After topping some polls heading into the 2015 federal election, the NDP has slipped back to third place, sitting at 11 per cent in an average of September 2016 polls by Ăric Grenier posted to ThreeHundredEight.com, with the Liberals at 49.8 and Conservatives at 29.5.
But a source close to the NDP said, âNew Democrats are pretty hardened to poll numbers. âŠ The occasions when theyâve been good to New Democrats you can name on the fingers of one hand.â
Meanwhile, the previous NDP insider said the polls mean little until all three parties have leaders in place that will take them into the next election.
Mr. Cullen said he thinks the popularity of the Liberals under Prime Minister Justin Trudeau (Papineau, Que.) is based on both âcelebrityâ and the âprogressive policiesâ that were put forward last election, but âmany of the policies Canadians voted for were our policies.â With some âbig ticket itemsâ coming to head, on First Nations issues, climate change, and pipelines for example, he said, âitâs proving a challenge for [Mr. Trudeau] to keep those promises.â
âA great advantage for the NDP is to confidently and with credibility present ourselves as the party to actually fulfill some of the things people voted or in the last election,â said Mr. Cullen, adding thereâs lots of âgrowth potential.â
âWeâve been through a bit âŠ but thereâs a real focus and determination. We all have an enormous amount of work to do.â
The source close to the NDP said many were expectingÂ Mr. MulcairÂ to make plans to step down as leader by the end of the year, as itâs âtrickyâ holding a leadership contest withâimplicit or explicitâ criticisms of the outgoing guard while theyâre still in place. This person said a lack of timeline for Mr. Mulcair’s exit is part of the reason for the delay in candidates. Thereâs also something of a wait-and-see approach among interested NDP candidates, said the source, with some âwaveringâ after watching presumed Conservative leadership heavyweights like Peter MacKay and Tony Clement bow out of that race. The race may not âreally begin until some time late next spring,â said the source.

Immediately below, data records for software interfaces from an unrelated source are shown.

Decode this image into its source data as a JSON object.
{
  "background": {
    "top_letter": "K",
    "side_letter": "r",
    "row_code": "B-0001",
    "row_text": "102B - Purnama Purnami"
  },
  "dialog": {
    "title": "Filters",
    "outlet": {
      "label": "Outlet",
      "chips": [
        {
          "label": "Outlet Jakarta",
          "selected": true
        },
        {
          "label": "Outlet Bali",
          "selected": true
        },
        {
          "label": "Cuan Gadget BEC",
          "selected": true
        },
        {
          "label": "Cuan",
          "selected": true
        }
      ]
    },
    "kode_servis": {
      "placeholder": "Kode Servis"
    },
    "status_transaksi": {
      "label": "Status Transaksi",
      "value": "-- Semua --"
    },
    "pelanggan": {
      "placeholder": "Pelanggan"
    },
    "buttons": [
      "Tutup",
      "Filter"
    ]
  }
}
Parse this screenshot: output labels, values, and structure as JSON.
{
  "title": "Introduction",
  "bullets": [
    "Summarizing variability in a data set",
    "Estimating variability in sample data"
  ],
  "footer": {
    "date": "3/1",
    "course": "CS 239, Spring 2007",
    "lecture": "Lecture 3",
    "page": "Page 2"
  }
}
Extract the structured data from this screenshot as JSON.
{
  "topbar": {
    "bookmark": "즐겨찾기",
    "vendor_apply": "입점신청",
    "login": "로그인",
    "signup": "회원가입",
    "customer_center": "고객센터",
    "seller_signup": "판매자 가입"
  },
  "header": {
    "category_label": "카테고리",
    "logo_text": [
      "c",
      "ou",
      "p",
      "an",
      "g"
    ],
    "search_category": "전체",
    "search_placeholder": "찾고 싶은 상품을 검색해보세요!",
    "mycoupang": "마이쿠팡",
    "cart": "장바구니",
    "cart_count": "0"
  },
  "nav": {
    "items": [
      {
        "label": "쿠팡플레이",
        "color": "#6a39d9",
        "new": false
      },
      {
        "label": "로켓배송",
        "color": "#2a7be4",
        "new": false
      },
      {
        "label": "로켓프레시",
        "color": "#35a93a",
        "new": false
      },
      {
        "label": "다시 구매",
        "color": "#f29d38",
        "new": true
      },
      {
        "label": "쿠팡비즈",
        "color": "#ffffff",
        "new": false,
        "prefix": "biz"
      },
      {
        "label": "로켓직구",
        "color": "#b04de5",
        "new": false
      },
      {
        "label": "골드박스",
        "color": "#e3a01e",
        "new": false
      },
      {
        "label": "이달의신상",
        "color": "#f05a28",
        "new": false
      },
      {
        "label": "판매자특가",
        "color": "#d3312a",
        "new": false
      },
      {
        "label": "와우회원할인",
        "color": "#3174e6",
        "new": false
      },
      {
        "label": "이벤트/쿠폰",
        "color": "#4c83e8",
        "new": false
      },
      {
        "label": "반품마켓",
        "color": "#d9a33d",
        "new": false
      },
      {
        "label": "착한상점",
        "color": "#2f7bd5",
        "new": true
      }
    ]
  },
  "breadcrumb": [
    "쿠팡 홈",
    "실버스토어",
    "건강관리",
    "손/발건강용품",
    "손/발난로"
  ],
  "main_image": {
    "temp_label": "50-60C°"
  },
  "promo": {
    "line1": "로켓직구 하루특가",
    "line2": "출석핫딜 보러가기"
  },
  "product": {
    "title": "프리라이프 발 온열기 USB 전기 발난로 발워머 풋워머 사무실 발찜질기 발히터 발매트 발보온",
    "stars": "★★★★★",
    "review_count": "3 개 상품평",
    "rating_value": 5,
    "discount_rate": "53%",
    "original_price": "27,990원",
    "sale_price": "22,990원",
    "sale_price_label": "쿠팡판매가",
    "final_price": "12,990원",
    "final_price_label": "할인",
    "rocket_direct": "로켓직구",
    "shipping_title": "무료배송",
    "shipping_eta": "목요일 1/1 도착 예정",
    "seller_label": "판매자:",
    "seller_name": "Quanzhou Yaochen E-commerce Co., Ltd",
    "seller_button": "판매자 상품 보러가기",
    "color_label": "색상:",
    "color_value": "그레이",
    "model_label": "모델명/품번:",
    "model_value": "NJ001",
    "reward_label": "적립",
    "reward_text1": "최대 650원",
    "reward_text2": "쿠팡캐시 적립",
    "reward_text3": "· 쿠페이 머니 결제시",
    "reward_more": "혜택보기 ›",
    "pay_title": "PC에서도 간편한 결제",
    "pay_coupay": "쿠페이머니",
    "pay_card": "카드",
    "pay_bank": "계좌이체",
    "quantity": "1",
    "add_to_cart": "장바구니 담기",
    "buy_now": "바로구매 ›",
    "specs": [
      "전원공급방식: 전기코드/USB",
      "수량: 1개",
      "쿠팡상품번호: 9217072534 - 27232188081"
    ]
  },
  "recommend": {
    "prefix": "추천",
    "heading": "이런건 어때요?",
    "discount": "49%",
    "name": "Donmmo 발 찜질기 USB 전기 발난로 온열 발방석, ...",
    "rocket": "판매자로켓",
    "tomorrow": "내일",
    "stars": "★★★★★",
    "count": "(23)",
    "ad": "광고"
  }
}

During the fall caucus retreat, there were âhuge rumblingsâ with âmore than a dozen caucus members who spoke out strongly in that discussion about trying to find a way forward that didnât involve either Tom having to leave immediately or staying until next summer, and he just turned them down.â But thatâs been put to bed for now, with MPs focused on work in the House of Commons, said the source.
Meanwhile, thereâs something of a âJack Layton searchâ underway by âa number of New Democrats,â who are looking outside to caucus to the municipal and provincial levels, and even the NGO and labour communities, to try to find prospective leadership candidates. Back in 2003, Mr. Layton jumped from municipal politics to become federal party leader.
âI expect that process will probably heat up the longer the absence of any obvious frontrunner from the usual suspects,â said the source.
The Hill Times